Experiment of a different kind
For the very first time, undergraduate students of Delhi University will get a chance to work at some of India’s best research facilities — the National Physical Laboratory (NPL), Institute of Nuclear Medicine and Allied Sciences (INMAS) and Laser Science and Technology Center (LASTEC) of the Defence Research and Development Organisation (DRDO).
In an initiative aimed at motivating more undergraduate students to opt for research in sciences, the University has tied up with these premier institutes to begin summer workshops for them. The students, who have made it after a rigorous selection procedure, will attend lectures delivered by scientists and will also work alongside the latter during the summer vacation.

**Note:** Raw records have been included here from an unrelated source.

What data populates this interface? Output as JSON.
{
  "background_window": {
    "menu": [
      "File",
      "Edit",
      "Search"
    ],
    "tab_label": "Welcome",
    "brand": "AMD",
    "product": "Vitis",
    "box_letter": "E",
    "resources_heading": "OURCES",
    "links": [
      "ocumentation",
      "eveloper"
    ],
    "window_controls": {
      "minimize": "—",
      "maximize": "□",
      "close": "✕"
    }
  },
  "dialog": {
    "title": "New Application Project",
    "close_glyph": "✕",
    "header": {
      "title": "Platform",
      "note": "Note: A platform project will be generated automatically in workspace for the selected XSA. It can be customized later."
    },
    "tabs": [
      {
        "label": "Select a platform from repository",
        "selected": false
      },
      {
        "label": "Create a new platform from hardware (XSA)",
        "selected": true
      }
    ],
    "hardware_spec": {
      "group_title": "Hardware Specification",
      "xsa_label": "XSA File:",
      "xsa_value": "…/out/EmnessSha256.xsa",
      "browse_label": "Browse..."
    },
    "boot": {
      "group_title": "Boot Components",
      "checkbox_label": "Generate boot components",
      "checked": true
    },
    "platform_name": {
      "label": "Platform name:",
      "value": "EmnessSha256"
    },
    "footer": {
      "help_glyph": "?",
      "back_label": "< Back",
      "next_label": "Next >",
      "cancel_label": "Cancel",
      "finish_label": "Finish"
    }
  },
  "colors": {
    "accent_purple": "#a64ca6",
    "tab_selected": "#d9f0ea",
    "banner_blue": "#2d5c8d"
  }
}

“The workshops are aimed at exposing students to the best equipment and research being done in our country,” said DU Vice-Chancellor Deepak Pental. “The students will work in the area of nanotechnology, molecule discovery and physical techniques in biology, among others. The need of the hour is to make the students competent in both research and technology,” Pental said.
A total of 25 Physics students will attend workshops at NPL for two weeks and get an understanding of carbon nano tubes, high-resolution microscopes and other sophisticated equipment. “We want to expose students to equipment for which scientists have bagged the Nobel Prize,” said Prof RP Tandon from the Department of Physics. “This will help in retaining the interest in science subjects,” he added.
At INMAS, students will get a chance to see cutting-edge medical imaging equipment. “INMAS carries out special tests for detecting bone marrow cancer, thyroid and to understand the effect of radiation on the human body,” said Tandon. Applications were invited from second and third-year students and then screened.
“We had to disappoint many students since the intake in each organisation is limited to 25,” Tandon said. “However, we plan to expand the programme to include students from electronics next time,” he added. Students who do extremely well might also be sent abroad for more exposure, he said.